In the meantime, Elizabeth achieved success conjugating the complementary ssDNA strands to the surfaces of the gold nanoparticles, and Thomas has prepped the azobenzene attachments. That means that future experiments can finally explore reversible photoswitching of the QD-AuNP-DNA nanocomposites with azobenzene - something we’ve been looking forward to for a long time! Congratulations team.
Elizabeth is also working on the alternative technique of DNA caging of QDots, with the cages reversibly attached to secondary antibodies. There had been too much non-specific binding using HepG2 cells, and her switch to U87 cells did not solve the problem. She fixed it by switching to a different buffer solution. She then discovered an excess of secondary antibodies in the system and switched purification methods to remove fix that problem. She is now trying to trouble-shoot issues comparing secondary antibody signals using cages vs. controls.
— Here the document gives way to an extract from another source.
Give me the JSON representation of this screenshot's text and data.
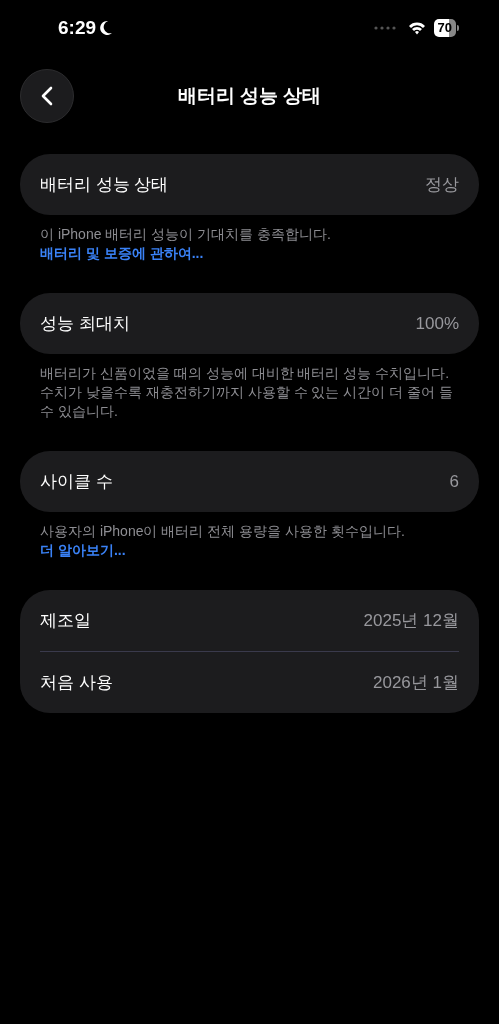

Report: Communications Team – Boston
In her blog post, Carol Lynn reports on her phone meeting with Kner lab collaborators Daichi Kamiyama and Melissa Inal in order to get a better understanding of their research into the neuromuscular junctions in fruit flies. In other news, the film of The 2019 Quantum Matters™ Science Communication Competition has been released, and is available for viewing at www.mos.org/qmc2019. Brown graduate student Sue Shi won first prize for her talk on developing quantum dots for solar power harvesting.
We discussed our goal to help Peter test the holography method again, using QDots to boost the signal strength. Last month we had decided that the Ohio lab would send antibody conjugated QDots, but in this meeting we decided that Peter would be better off beginning with non-conjugated red QDots ordered from NN Labs.
All: Please check for errors in this post and alert the author.
QDot Team: next steps:
1. For the effort to apply the strand invasion technique on PC3 treated compact QDots, Abby and Thomas need to conjugate them to an antibody-binding DNA and test in U87 cells.
2. For both that goal and to achieve the QDot caging method, Elizabeth will find a solution to the antibody problem.
3. For the azo reversible photoswitching method, Jessica and Faiz will verify amount of ssDNA conjugation per QDot and Faiz, Thomas, and Elizabeth will test them with the gold nanoparticles.
Optics Team: next steps:
1. Acquire a complete set of imaging data on the myopedia in neuromuscular junctions.
2. Complete and test light sheet add-on to the STORM setup.
3. Order 610 QDots from NN Labs and attempt holography in a particle tracking experiment (after adding the light sheet).
Our next meeting is set for Thursday, December 12, at 1:30.